Exploring the all code behinds with .NET Reflector or ILSpy you’ll be understanding what happens. Basically the process is as follows:


  • Load _login/default.aspx
  • Select Forms Authentication
  • Redirect to _forms/default.aspx
  • Enter user credentials  
  • Get SecurityToken For Forms Authentication
  • Establish Session with Token
  • Redirect to Success Url (requested site by user)

So, to login automatically I had to combine these two pages and their functionality. I created a new Visual Studio solution and created a new login.aspx that I deploy to the SharePoint Root somewhere.


In the code behind, the Page_load method will have all the code needed. First of all, the retrieve the Request information. If the F5 authenticated a Windows user, the credentials are passed with the NTLM protocol, otherwise the (external) user is authenticated with Forms and the credentials are passed as Forms.

HttpRequest request = HttpContext.Current.Request;
bool isWindowsAuth = false;
string username = request["username"];
string password = request["password"];
// If no username is provided by F5, it'll probably be Windows Authentication (NTLMv2 protocol)
if (String.IsNullOrEmpty(username))
    isWindowsAuth = true;

Then you can use the SPIisSettings class to communicate with the different kinds of AuthenticationProviders.

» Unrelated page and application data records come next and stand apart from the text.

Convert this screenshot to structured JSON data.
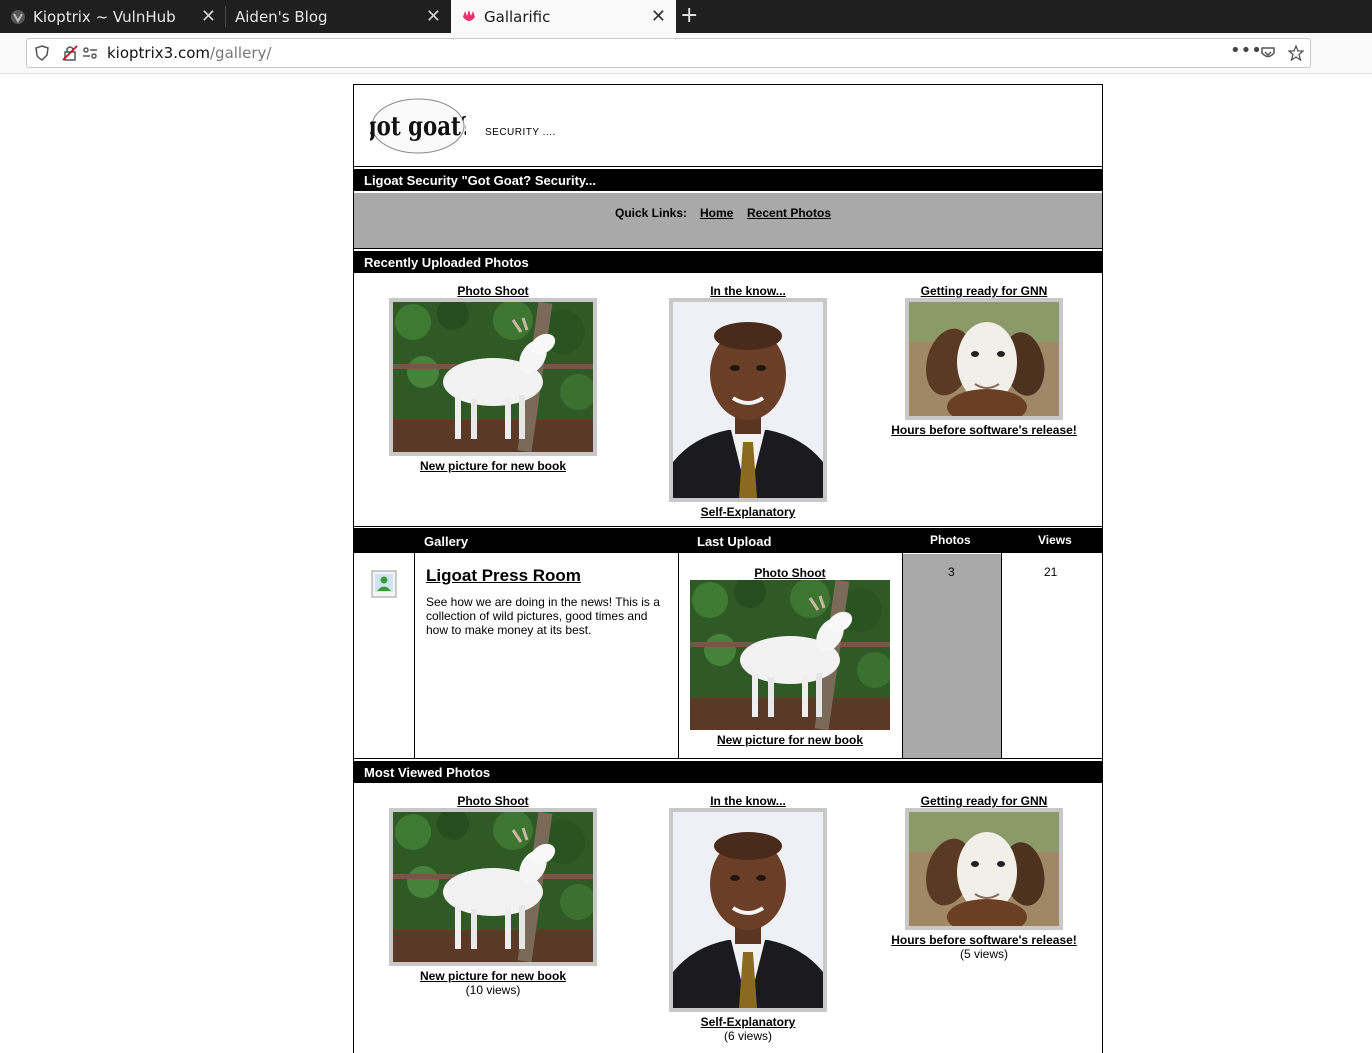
{
  "browser": {
    "tabs": [
      {
        "label": "Kioptrix ~ VulnHub",
        "favicon": "vulnhub-icon"
      },
      {
        "label": "Aiden's Blog",
        "favicon": "none"
      },
      {
        "label": "Gallarific",
        "favicon": "gallarific-icon"
      }
    ],
    "url_host": "kioptrix3.com",
    "url_path": "/gallery/"
  },
  "site": {
    "logo_text": "got goat?",
    "slogan": "SECURITY ....",
    "title_bar": "Ligoat Security \"Got Goat? Security...",
    "quick_links_label": "Quick Links:",
    "quick_links": [
      "Home",
      "Recent Photos"
    ]
  },
  "recent": {
    "heading": "Recently Uploaded Photos",
    "photos": [
      {
        "title": "Photo Shoot",
        "caption": "New picture for new book",
        "image": "white-goat-photo"
      },
      {
        "title": "In the know...",
        "caption": "Self-Explanatory",
        "image": "man-portrait-photo"
      },
      {
        "title": "Getting ready for GNN",
        "caption": "Hours before software's release!",
        "image": "goat-face-photo"
      }
    ]
  },
  "gallery_table": {
    "headers": {
      "gallery": "Gallery",
      "last_upload": "Last Upload",
      "photos": "Photos",
      "views": "Views"
    },
    "row": {
      "title": "Ligoat Press Room",
      "description": "See how we are doing in the news! This is a collection of wild pictures, good times and how to make money at its best.",
      "last_upload_title": "Photo Shoot",
      "last_upload_caption": "New picture for new book",
      "photos": "3",
      "views": "21"
    }
  },
  "most_viewed": {
    "heading": "Most Viewed Photos",
    "photos": [
      {
        "title": "Photo Shoot",
        "caption": "New picture for new book",
        "views": "(10 views)"
      },
      {
        "title": "In the know...",
        "caption": "Self-Explanatory",
        "views": "(6 views)"
      },
      {
        "title": "Getting ready for GNN",
        "caption": "Hours before software's release!",
        "views": "(5 views)"
      }
    ]
  }
}
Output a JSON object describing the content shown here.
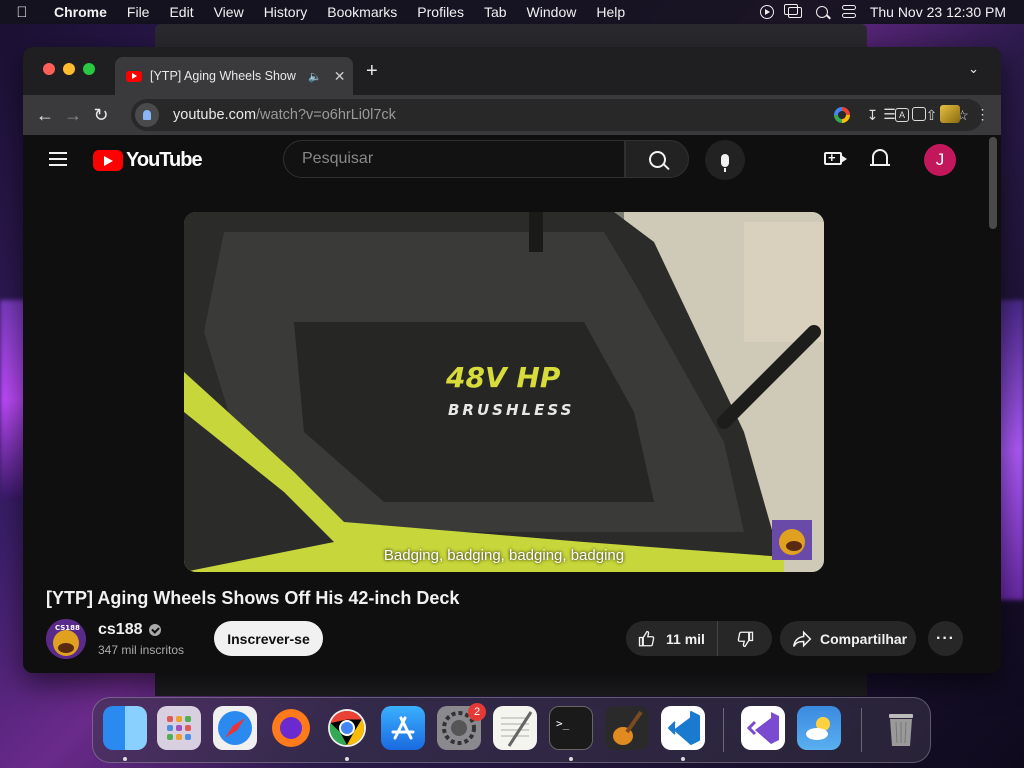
{
  "menubar": {
    "app_name": "Chrome",
    "items": [
      "File",
      "Edit",
      "View",
      "History",
      "Bookmarks",
      "Profiles",
      "Tab",
      "Window",
      "Help"
    ],
    "clock": "Thu Nov 23  12:30 PM"
  },
  "browser": {
    "tab": {
      "title": "[YTP] Aging Wheels Show",
      "audio_icon": "speaker-icon"
    },
    "new_tab_label": "+",
    "url_host": "youtube.com",
    "url_path": "/watch?v=o6hrLi0l7ck"
  },
  "youtube": {
    "logo_text": "YouTube",
    "search_placeholder": "Pesquisar",
    "avatar_letter": "J",
    "video_caption": "Badging, badging, badging, badging",
    "video_badge_line1": "48V HP",
    "video_badge_line2": "BRUSHLESS",
    "video_title": "[YTP] Aging Wheels Shows Off His 42-inch Deck",
    "channel_name": "cs188",
    "channel_avatar_text": "CS188",
    "subscribers": "347 mil inscritos",
    "subscribe_label": "Inscrever-se",
    "likes": "11 mil",
    "share_label": "Compartilhar",
    "more_label": "···"
  },
  "dock": {
    "apps": [
      "Finder",
      "Launchpad",
      "Safari",
      "Firefox",
      "Chrome",
      "App Store",
      "System Settings",
      "TextEdit",
      "Terminal",
      "GarageBand",
      "VS Code",
      "Visual Studio",
      "Weather",
      "Trash"
    ],
    "settings_badge": "2"
  },
  "colors": {
    "youtube_red": "#ff0000",
    "avatar_bg": "#c2185b",
    "page_bg": "#0f0f0f"
  }
}
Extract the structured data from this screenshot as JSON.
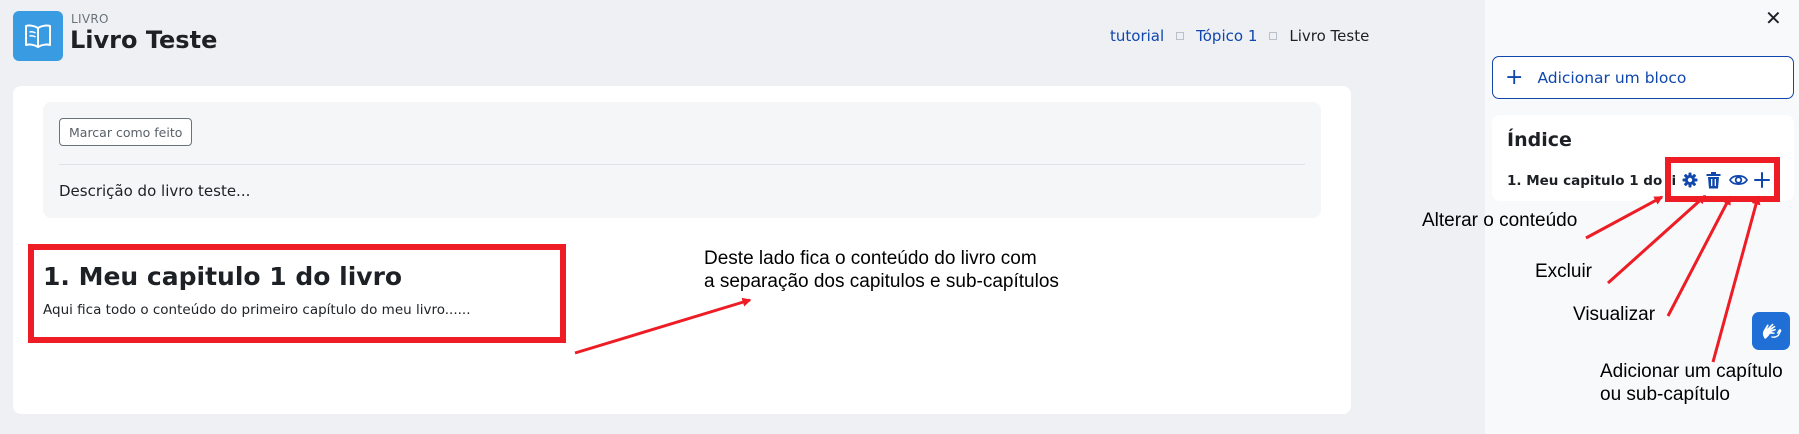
{
  "header": {
    "eyebrow": "LIVRO",
    "title": "Livro Teste",
    "icon": "book-open-icon"
  },
  "breadcrumb": {
    "items": [
      "tutorial",
      "Tópico 1"
    ],
    "current": "Livro Teste"
  },
  "activity": {
    "mark_done_label": "Marcar como feito",
    "description": "Descrição do livro teste..."
  },
  "chapter": {
    "title": "1. Meu capitulo 1 do livro",
    "text": "Aqui fica todo o conteúdo do primeiro capítulo do meu livro......"
  },
  "drawer": {
    "close_label": "✕",
    "add_block_label": "Adicionar um bloco",
    "index_title": "Índice",
    "index_item": "1. Meu capitulo 1 do livro",
    "item_actions": [
      "gear-icon",
      "trash-icon",
      "eye-icon",
      "plus-icon"
    ]
  },
  "annotations": {
    "content_note_line1": "Deste lado fica o conteúdo do livro com",
    "content_note_line2": "a separação dos capitulos e sub-capítulos",
    "edit_note": "Alterar o conteúdo",
    "delete_note": "Excluir",
    "view_note": "Visualizar",
    "add_note_line1": "Adicionar um capítulo",
    "add_note_line2": "ou sub-capítulo"
  },
  "colors": {
    "accent": "#0f47ad",
    "annotation_red": "#ee1c25",
    "icon_blue": "#399be2"
  }
}
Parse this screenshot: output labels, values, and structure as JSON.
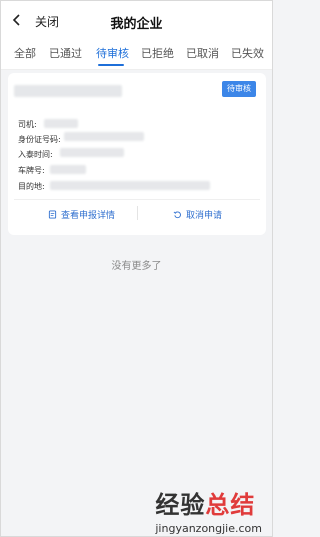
{
  "header": {
    "close_label": "关闭",
    "title": "我的企业"
  },
  "tabs": [
    {
      "label": "全部"
    },
    {
      "label": "已通过"
    },
    {
      "label": "待审核"
    },
    {
      "label": "已拒绝"
    },
    {
      "label": "已取消"
    },
    {
      "label": "已失效"
    }
  ],
  "active_tab": "待审核",
  "card": {
    "status_label": "待审核",
    "fields": [
      {
        "label": "司机:"
      },
      {
        "label": "身份证号码:"
      },
      {
        "label": "入泰时间:"
      },
      {
        "label": "车牌号:"
      },
      {
        "label": "目的地:"
      }
    ],
    "actions": {
      "details_label": "查看申报详情",
      "cancel_label": "取消申请"
    }
  },
  "footer_text": "没有更多了",
  "watermark": {
    "text_black": "经验",
    "text_red": "总结",
    "url": "jingyanzongjie.com"
  },
  "colors": {
    "accent": "#1e6fd9",
    "status_bg": "#3c86e8",
    "watermark_red": "#e03b3b"
  }
}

SPIisSettings iisSettings = SPContext.Current.Site.WebApplication.IisSettings[SPUrlZone.Default];
if (isWindowsAuth)
     // Windows Authentication it is
    if (null != iisSettings && iisSettings.UseWindowsClaimsAuthenticationProvider)
         SPAuthenticationProvider provider = iisSettings.WindowsClaimsAuthenticationProvider;
         RedirectToLoginPage(provider); // This should cause automatic sign in

And if it is not Windows Authentication, we perform the authentication for Forms.

// FBA authentication it is.

SPFormsAuthenticationProvider formsClaimsAuthenticationProvider = iisSettings.FormsClaimsAuthenticationProvider;

SecurityToken token = SPSecurityContext.SecurityTokenForFormsAuthentication(new Uri(SPContext.Current.Web.Url), formsClaimsAuthenticationProvider.MembershipProvider, formsClaimsAuthenticationProvider.RoleProvider, username, password, false);

if (null != token)

Now, all this code does not work if you do not reflect, grab and borrow code from the used Microsoft assemblies by the original Login and Forms ASPX files. You will need to copy the code from the following methods:

// Borrowed from Microsoft.SharePoint.IdentityModel.LogonSelector class
private void RedirectToLoginPage(SPAuthenticationProvider provider)
{ }

// Borrowed from Microsoft.SharePoint.Utilities.SPUtility class
private string EnsureUrlSkipsFormsAuthModuleRedirection(string url, bool urlIsQueryStringOnly)
{ }

// Borrowed from Microsoft.SharePoint.IdentityModel.Pages.IdentityModelSignInPageBase
private void EstablishSessionWithToken(SecurityToken securityToken)
{ }

When you deploy your solution you can change the web application setting to use the custom sign in page.


Custom Sign Out page

Although you cannot set a custom sign out page through Central Admin like we did for the Sign In page, you can do so by code. The SPWebApplication class has a method called UpdateMappedPage(). With this method you can map several type of pages to your custom ones. E.g. the sign out page looks like this:

currentWebApp.UpdateMappedPage(SPWebApplication.SPCustomPage.Signout, "/_login/octavie/SignOut.aspx");

Just add a feature with an eventreceiver to your solution. On FeatureActivated add the above code.

On MSDN you can reed more about the UpdateMappedPage method.


With SharePoint you can define your own custom login page for your Claims Based web application. You can use the default login page for starters, but for more complex requirements you will need tools such as Reflector or ILSpy to analyze what really is going on behind the scenes.